Elon Musk Told Nvidia to Ship AI Chips Reserved for Tesla to X

Lora Kolodny, reporting for CNBC:

On Tesla’s first-quarter earnings call in April, Musk said the electric vehicle company will increase the number of active H100s — Nvidia’s flagship artificial intelligence chip — from 35,000 to 85,000 by the end of this year. He also wrote in a post on X a few days later that Tesla would spend $10 billion this year “in combined training and inference AI.”

But emails written by Nvidia senior staff and widely shared inside the company suggest that Musk presented an exaggerated picture of Tesla’s procurement to shareholders. Correspondence from Nvidia staffers also indicates that Musk diverted a sizable shipment of AI processors that had been reserved for Tesla to his social media company X, formerly known as Twitter. [...]

By ordering Nvidia to let privately held X jump the line ahead of Tesla, Musk pushed back the automaker’s receipt of more than $500 million in graphics processing units, or GPUs, by months, likely adding to delays in setting up the supercomputers Tesla says it needs to develop autonomous vehicles and humanoid robots.

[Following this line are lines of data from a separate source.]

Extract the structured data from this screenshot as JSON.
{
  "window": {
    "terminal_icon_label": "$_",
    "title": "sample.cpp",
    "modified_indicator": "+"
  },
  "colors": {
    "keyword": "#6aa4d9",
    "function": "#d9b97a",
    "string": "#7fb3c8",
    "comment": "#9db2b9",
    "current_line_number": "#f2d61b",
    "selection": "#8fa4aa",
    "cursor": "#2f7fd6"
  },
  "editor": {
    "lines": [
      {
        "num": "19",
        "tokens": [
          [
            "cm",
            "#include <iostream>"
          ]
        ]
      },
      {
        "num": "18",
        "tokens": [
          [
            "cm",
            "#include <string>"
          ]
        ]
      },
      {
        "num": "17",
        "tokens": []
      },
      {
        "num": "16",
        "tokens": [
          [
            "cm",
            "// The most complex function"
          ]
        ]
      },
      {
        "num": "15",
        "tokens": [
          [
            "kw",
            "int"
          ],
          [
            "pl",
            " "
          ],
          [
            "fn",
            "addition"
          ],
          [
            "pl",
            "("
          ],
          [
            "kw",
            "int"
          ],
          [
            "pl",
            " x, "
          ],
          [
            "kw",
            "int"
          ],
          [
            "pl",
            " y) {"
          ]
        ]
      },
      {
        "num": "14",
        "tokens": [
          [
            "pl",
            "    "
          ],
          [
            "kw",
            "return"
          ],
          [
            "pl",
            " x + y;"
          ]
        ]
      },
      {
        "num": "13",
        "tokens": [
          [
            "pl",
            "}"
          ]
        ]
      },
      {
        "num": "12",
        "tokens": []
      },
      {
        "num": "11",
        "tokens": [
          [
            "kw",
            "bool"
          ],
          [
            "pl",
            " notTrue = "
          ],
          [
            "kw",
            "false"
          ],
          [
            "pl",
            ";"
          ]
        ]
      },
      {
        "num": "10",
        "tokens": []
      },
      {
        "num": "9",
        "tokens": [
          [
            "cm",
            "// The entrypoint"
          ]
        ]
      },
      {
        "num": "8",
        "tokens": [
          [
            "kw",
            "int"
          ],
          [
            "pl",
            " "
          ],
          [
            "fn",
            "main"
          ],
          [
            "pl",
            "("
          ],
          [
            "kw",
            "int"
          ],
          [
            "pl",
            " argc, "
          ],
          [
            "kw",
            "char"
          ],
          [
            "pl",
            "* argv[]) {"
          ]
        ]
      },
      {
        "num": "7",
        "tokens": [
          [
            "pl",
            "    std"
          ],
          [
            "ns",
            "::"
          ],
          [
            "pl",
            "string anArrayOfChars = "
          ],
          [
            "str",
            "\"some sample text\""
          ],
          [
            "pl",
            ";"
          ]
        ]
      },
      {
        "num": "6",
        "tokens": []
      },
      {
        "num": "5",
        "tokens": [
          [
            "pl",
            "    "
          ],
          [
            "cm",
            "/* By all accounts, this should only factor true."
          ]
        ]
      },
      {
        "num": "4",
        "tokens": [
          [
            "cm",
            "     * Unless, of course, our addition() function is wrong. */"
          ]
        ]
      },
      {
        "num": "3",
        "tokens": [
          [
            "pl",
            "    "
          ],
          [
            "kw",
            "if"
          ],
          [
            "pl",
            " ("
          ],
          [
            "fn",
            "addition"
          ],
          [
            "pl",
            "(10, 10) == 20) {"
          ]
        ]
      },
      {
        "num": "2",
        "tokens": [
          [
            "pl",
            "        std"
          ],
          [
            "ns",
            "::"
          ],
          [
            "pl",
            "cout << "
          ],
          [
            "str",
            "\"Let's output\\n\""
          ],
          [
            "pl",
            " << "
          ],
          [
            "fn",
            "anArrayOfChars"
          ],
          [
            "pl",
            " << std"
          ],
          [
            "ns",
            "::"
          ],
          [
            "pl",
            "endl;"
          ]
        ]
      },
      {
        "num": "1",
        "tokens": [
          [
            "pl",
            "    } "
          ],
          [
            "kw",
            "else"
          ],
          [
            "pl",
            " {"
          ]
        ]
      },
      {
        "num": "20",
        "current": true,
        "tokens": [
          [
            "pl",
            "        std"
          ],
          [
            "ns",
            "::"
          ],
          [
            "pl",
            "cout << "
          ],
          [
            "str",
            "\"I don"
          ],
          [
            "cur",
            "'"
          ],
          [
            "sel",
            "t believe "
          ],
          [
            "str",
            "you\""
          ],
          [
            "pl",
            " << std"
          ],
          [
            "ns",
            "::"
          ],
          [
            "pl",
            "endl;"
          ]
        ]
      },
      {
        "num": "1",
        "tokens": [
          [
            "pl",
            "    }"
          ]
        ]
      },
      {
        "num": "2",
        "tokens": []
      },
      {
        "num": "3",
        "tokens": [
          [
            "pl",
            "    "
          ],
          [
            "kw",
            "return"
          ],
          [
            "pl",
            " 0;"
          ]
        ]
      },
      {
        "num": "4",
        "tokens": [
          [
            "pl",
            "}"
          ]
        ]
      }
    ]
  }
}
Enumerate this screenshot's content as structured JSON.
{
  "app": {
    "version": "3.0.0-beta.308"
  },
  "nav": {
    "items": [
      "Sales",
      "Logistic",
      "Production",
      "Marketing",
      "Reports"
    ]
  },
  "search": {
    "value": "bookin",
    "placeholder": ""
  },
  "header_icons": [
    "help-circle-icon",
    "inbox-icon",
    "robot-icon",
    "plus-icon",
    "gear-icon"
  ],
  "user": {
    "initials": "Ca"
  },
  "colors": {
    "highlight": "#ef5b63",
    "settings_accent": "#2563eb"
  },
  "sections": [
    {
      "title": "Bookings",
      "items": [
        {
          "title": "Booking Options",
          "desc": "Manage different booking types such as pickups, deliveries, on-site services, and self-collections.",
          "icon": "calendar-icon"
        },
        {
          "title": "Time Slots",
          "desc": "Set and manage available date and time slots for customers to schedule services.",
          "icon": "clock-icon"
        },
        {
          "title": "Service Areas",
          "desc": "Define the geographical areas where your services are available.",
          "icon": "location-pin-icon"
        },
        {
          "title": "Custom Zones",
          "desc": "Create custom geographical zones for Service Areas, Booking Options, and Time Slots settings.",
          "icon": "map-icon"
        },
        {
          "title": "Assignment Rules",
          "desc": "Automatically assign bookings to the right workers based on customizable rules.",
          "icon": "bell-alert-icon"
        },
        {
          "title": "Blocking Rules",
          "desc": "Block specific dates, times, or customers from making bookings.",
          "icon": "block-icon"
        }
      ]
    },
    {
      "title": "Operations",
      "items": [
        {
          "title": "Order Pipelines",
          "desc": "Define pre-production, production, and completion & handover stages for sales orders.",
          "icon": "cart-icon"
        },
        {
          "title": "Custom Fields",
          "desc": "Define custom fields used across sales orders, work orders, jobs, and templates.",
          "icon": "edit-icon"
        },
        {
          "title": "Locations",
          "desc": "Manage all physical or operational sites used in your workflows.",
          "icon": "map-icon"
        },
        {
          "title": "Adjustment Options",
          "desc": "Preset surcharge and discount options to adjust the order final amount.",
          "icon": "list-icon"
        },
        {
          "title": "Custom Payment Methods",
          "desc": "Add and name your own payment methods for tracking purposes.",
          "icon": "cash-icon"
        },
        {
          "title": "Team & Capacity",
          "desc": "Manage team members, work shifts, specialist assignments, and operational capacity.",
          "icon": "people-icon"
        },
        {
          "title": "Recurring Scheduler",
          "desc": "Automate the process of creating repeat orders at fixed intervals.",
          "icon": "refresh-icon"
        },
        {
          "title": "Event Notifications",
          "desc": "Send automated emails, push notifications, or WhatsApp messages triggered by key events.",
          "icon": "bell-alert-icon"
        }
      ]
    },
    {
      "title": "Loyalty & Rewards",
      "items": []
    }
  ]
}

The argument against one person being the CEO of multiple companies is generally about distraction/attention — that each CEO gig demands all of one’s available time. But here’s a case where two of Musk’s companies are in direct conflict with each other. Musk seemingly treats all of his companies as subsidiaries of his own personal fiefdom conglomerate, but they aren’t. And unlike X Corp, Tesla Motors is publicly traded.

Matt Levine, in his Money Stuff column:

The extremely obvious answer is that you should not be the CEO and controlling shareholder of two different companies that compete for the same inputs! There is not a good answer! You can’t, like, put this problem into the Good Governance Machine and have it come out clean. The problem is that you have a fiduciary obligation to the shareholders of one company to put their interests first, and you have a fiduciary obligation to the shareholders of the other company to put their interests first, and you cannot do both. This is why one person is not usually the CEO of two different companies that compete with each other, and, when someone is, people get mad at him all the time.

I can’t recall a situation like this when, say, Jack Dorsey was CEO of Twitter and Square, or, going back further, when Steve Jobs was CEO of Apple and Pixar. In those cases it was more like an athlete who played two different sports, like Bo Jackson or Deion Sanders. Fans of one of their teams might argue that they could do even better in that one sport by concentrating on it year-round, but you couldn’t argue that the Kansas City Royals were competing against the Oakland Raiders. With Musk and AI, it’s like he’s playing on several competing teams within the same league.

Tuesday, 4 June 2024